When we first starting dating someone new, we all try to put our best foot forward and present the most attractive version of ourselves, while still staying authentic to who we are. It is natural to try to seem as smart, funny, and nice as possible early on in dating someone. As someone with depression, anxiety, and an eating disorder (a real triple threat of mental health problems), the question of how to connect with a potential partner but also remain true to ourselves is even more complex. Dating can be challenging for everyone, but here I seek to illuminate the hurdles people with mental health issues face and the best ways to handle them.

Obviously, I’m not going to convey all of my trauma on the first date, but to hide these parts of myself for extended periods of time while dating a man can feel deceitful. At what point do I disclose these parts of myself to him? I am not ashamed of the state of my mental health, but I only want to reveal these vulnerabilities to someone I believe I can trust. Not every man I meet on Bumble or Hinge deserves to hear all of my story. I still do not navigate this situation perfectly, but I tend to enter into this conversation when the time comes to “define the relationship.” After a few months, I will eventually bring up the idea of us being exclusive; in concert with this possibility, I explain what my life can be like: one of joy and love and laughter, but also one of panic attacks and days of doing nothing but sleeping. While I am in therapy and on medication, I tell him, that does not mean I will be ok 100% of the time. Dating me exclusively will mean dating someone who occasionally will shut off, who has a deeply complex relationship with her body, and who has deep-seeded issues with men. I tend to be a blunt communicator; I can be honest to a fault. If my potential boyfriend cannot handle even hearing about these issues, I would rather know before I enter into a committed relationship with him.

Looking for the right partner to walk beside you can be a long journey

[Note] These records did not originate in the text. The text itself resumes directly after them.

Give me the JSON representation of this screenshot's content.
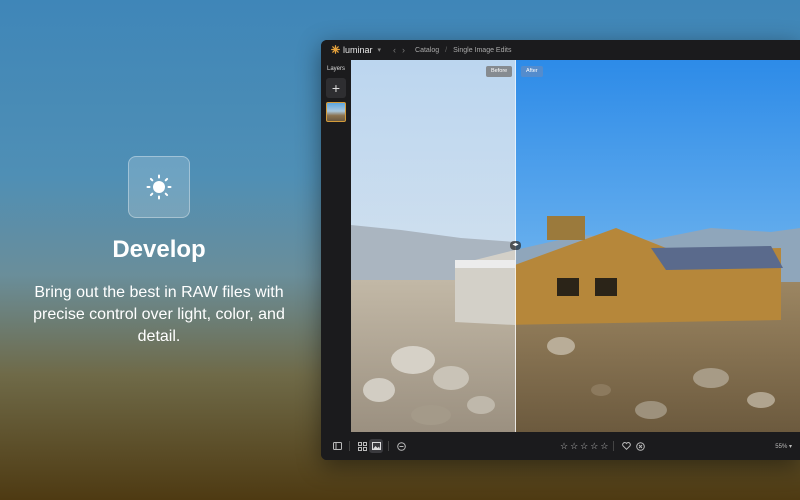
{
  "promo": {
    "icon": "sun-icon",
    "title": "Develop",
    "body": "Bring out the best in RAW files with precise control over light, color, and detail."
  },
  "app": {
    "logo": "luminar",
    "breadcrumbs": [
      "Catalog",
      "Single Image Edits"
    ],
    "sidebar": {
      "layers_label": "Layers",
      "add_layer": "+"
    },
    "canvas": {
      "before_label": "Before",
      "after_label": "After",
      "split_handle": "◂▸"
    },
    "bottombar": {
      "zoom": "55%",
      "rating_stars": [
        "☆",
        "☆",
        "☆",
        "☆",
        "☆"
      ]
    }
  },
  "colors": {
    "accent": "#e6a23c",
    "after_tag": "#5a8cc8",
    "app_bg": "#1b1b1d"
  }
}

Even if my now boyfriend assures me that he still wants to be with me and does not care about these problems, my relationships in the past have been met with a variety of results. Some men get utterly uncomfortable when I show any depressive symptoms; they cannot handle any sort of emotional display of sadness. I have had friends in the past who have defended these boyfriends, saying, “He’s a guy, come on. They don’t deal with emotion well. Give him a break.” While I recognize that men’s upbringings and the current harmful standards of masculinity might influence their ability to express or deal with emotion, their gender is not a get-out-of-jail-free card for being a supportive, caring partner. If a man cannot deal with the fact that if I am depressed on a Saturday night, that might mean staying in and watching a movie instead of going on a big night out, what does that say about him? If they cannot handle a slight inconvenience, how will they react in our relationship if something terrible, like a job less or life-threatening accident, happens?

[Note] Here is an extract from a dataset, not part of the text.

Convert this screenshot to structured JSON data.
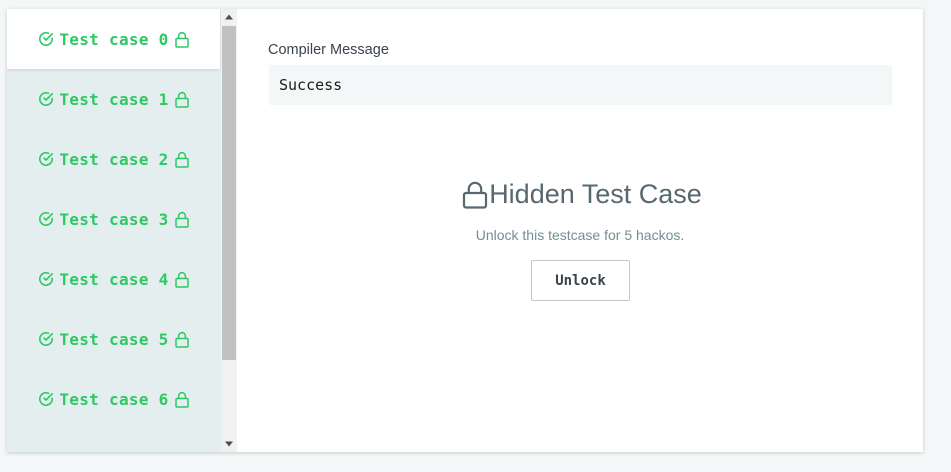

When I first started dating regularly in my 20s, I accommodated every aspect of myself to make my partner more comfortable. This often meant hiding my symptoms or engaging in behaviors that my partner wanted, but would ultimately aggravate my symptoms. Eventually, I learned the difficult lesson that in my relationships, I need to advocate for myself and my mental health. It is perfectly fine for me to set boundaries to be kind to myself; it can be as simple as communicating that I need to go to bed early every night and avoid late night outs, since sleep deprivation worsens my anxiety. I, of course, do not expect my romantic partners to cure my mental illness or act as my therapist. Rather, I expect my partner to be an empathetic, understanding, and supportive person. If I’m feeling depressed, sometimes I just need him to give me a hug or talk to me about funny work stories from his day to take my mind off things .Of course, I do not use my mental illness as a trump card; it is never, “we have to do things my way because I’m sick.” My approach is to recognize and honor my needs, and communicate them to my partner. Hopefully he will respect them and I will do the same with his needs.

There were many men who could not handle any aspect of dating a complex person. If I cried, some men shut down entirely; they were not able to leave my apartment fast enough. If I told them that we needed to cook at home more because eating out frequently aggravated my eating disorder, they became frustrated with me. People always say relationships are about compromise, but in the past few years, I have met so many men who are unwilling to compromise about the smallest of things. Apparently making dinner instead of grabbing take-out can be too great a burden.

In some ways, championing my mental health when it comes to dating has made things easier. If a man I am dating freaks out when I mention I suffer from depression, then that’s an easy goodbye that saves me a good amount of time and energy. Revealing this damaged, vulnerable side of myself can be hard; it is not my job to explain how mental health and therapy work to a man who knows nothing about them. It also can mean reopening past wounds and expending a great deal of emotional bandwidth. Yet, having this conversation can also be freeing; there is something liberating in presenting your entire self to another human being and asking them to accept you. If they reject me, I have the perspective to know that it is due to a problem with them, not with me. I know what patterns, routines, and behaviors are important in my life to maintain and improve my mental health; I want a partner who also recognizes these things as important. In self-disclosing to a potential partner, the benefits always have outweighed the cost. While people with mental health problems can suffer a variety of negative symptoms, we also are supportive, generous, funny, and kind partners. We deserve romantic partners who accept all facets of us. I will keep advocating for myself and what is best for my mental health until I find a compassionate, understanding partner.